→ MATERIAL SHOWN
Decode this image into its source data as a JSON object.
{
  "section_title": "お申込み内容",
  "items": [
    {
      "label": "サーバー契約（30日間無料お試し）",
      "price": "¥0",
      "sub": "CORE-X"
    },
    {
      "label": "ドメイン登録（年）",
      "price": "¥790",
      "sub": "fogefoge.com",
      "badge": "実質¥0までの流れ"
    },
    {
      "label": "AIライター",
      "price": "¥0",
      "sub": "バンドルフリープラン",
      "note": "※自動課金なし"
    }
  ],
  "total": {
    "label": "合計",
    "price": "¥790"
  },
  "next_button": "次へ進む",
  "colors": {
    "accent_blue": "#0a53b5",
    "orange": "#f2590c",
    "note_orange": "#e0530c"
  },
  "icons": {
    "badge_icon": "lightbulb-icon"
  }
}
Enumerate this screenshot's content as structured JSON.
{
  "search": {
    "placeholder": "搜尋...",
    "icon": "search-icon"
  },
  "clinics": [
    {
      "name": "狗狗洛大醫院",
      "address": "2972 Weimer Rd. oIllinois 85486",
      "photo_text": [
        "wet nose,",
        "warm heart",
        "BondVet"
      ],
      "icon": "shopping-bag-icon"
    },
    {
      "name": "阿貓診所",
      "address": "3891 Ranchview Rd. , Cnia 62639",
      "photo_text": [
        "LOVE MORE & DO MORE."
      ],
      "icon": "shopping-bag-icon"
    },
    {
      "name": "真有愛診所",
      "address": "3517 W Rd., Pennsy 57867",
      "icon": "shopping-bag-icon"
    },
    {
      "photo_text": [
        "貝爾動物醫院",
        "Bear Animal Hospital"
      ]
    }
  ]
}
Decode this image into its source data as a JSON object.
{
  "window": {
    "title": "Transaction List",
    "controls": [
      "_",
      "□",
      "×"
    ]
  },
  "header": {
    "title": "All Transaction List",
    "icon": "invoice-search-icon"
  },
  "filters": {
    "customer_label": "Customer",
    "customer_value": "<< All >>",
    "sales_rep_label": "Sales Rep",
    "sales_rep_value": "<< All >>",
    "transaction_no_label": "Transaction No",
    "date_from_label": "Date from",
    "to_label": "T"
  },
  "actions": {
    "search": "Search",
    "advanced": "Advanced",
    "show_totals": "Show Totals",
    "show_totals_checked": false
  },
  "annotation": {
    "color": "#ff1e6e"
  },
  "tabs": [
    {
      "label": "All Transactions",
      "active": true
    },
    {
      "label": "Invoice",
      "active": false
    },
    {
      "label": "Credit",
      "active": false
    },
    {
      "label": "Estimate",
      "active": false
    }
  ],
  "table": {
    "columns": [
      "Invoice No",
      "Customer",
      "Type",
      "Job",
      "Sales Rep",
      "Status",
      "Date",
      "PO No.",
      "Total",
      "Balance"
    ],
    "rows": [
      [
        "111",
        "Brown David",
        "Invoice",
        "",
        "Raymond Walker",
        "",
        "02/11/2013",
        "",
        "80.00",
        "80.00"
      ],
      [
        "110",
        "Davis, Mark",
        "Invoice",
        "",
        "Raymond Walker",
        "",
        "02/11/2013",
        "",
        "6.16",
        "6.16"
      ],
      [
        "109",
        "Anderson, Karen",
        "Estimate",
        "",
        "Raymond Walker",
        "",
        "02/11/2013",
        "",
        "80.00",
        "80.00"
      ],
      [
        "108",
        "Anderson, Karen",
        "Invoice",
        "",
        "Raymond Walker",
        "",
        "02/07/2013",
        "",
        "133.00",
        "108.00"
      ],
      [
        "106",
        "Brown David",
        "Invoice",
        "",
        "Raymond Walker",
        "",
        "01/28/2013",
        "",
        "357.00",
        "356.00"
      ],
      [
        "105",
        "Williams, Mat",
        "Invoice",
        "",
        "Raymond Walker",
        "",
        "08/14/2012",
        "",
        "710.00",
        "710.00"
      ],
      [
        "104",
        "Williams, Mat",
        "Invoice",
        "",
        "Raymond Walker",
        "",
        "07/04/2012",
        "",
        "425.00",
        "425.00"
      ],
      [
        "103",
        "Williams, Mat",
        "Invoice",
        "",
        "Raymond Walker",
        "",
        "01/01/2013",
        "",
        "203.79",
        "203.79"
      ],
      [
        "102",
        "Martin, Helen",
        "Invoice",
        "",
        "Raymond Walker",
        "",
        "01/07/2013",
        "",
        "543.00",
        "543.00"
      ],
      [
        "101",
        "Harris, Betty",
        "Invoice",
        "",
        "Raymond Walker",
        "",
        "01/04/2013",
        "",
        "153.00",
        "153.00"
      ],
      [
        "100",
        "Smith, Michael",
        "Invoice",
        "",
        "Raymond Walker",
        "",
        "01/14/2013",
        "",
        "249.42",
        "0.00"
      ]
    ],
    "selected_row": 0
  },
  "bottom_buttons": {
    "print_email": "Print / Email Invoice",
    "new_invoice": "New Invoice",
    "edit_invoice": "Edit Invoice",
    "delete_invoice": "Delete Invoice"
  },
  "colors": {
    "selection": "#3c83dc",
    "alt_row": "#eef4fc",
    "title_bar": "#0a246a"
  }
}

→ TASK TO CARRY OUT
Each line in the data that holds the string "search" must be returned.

→ EXPECTED ANSWER
  "search": {
    "icon": "search-icon"
    "icon": "invoice-search-icon"
    "search": "Search",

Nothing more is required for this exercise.